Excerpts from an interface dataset
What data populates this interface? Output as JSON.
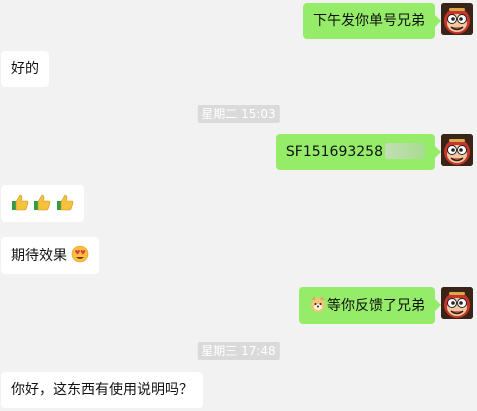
{
  "messages": [
    {
      "side": "out",
      "text": "下午发你单号兄弟"
    },
    {
      "side": "in",
      "text": "好的"
    },
    {
      "timestamp": "星期二 15:03"
    },
    {
      "side": "out",
      "text": "SF15169325​8"
    },
    {
      "side": "in",
      "emoji": [
        "thumbs-up",
        "thumbs-up",
        "thumbs-up"
      ]
    },
    {
      "side": "in",
      "text": "期待效果",
      "emoji_after": "heart-eyes"
    },
    {
      "side": "out",
      "emoji_before": "doge",
      "text": "等你反馈了兄弟"
    },
    {
      "timestamp": "星期三 17:48"
    },
    {
      "side": "in",
      "text": "你好，这东西有使用说明吗？"
    }
  ],
  "m1": {
    "text": "下午发你单号兄弟"
  },
  "m2": {
    "text": "好的"
  },
  "ts1": {
    "text": "星期二 15:03"
  },
  "m3": {
    "text": "SF15169325​8"
  },
  "m5": {
    "text": "期待效果"
  },
  "m6": {
    "text": "等你反馈了兄弟"
  },
  "ts2": {
    "text": "星期三 17:48"
  },
  "m7": {
    "text": "你好，这东西有使用说明吗？"
  },
  "colors": {
    "background": "#f2f2f2",
    "outgoing_bubble": "#95ec69",
    "incoming_bubble": "#ffffff",
    "timestamp_bg": "#dadada"
  }
}
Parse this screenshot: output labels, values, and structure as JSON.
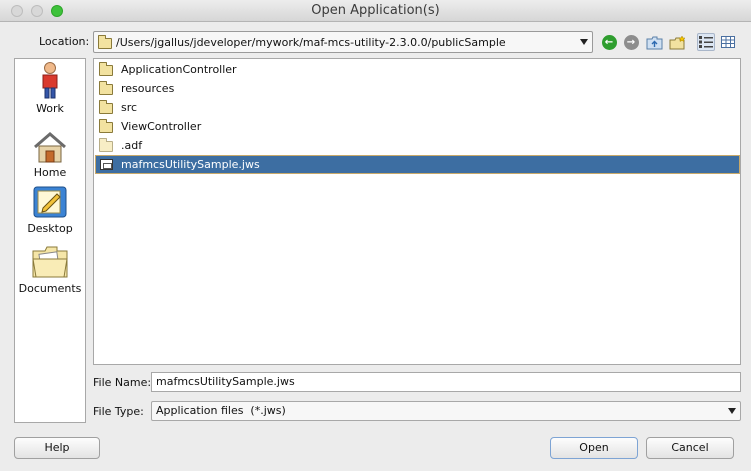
{
  "window": {
    "title": "Open Application(s)"
  },
  "location": {
    "label": "Location:",
    "path": "/Users/jgallus/jdeveloper/mywork/maf-mcs-utility-2.3.0.0/publicSample"
  },
  "toolbar": {
    "back_icon": "green-back-arrow",
    "forward_icon": "gray-forward-arrow",
    "up_folder_icon": "folder-up-icon",
    "new_folder_icon": "new-folder-icon",
    "list_view_icon": "list-view-icon",
    "details_view_icon": "details-view-icon"
  },
  "sidebar": {
    "items": [
      {
        "label": "Work",
        "icon": "person-icon"
      },
      {
        "label": "Home",
        "icon": "house-icon"
      },
      {
        "label": "Desktop",
        "icon": "desktop-icon"
      },
      {
        "label": "Documents",
        "icon": "documents-folder-icon"
      }
    ]
  },
  "files": [
    {
      "name": "ApplicationController",
      "type": "folder"
    },
    {
      "name": "resources",
      "type": "folder"
    },
    {
      "name": "src",
      "type": "folder"
    },
    {
      "name": "ViewController",
      "type": "folder"
    },
    {
      "name": ".adf",
      "type": "folder"
    },
    {
      "name": "mafmcsUtilitySample.jws",
      "type": "workspace",
      "selected": true
    }
  ],
  "file_name": {
    "label": "File Name:",
    "value": "mafmcsUtilitySample.jws"
  },
  "file_type": {
    "label": "File Type:",
    "value": "Application files  (*.jws)"
  },
  "buttons": {
    "help": "Help",
    "open": "Open",
    "cancel": "Cancel"
  },
  "colors": {
    "selection": "#3d6ea2",
    "background": "#ececec",
    "folder": "#f2e2a0"
  }
}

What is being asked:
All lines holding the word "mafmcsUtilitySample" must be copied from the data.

Response:
      "name": "mafmcsUtilitySample.jws",
    "value": "mafmcsUtilitySample.jws"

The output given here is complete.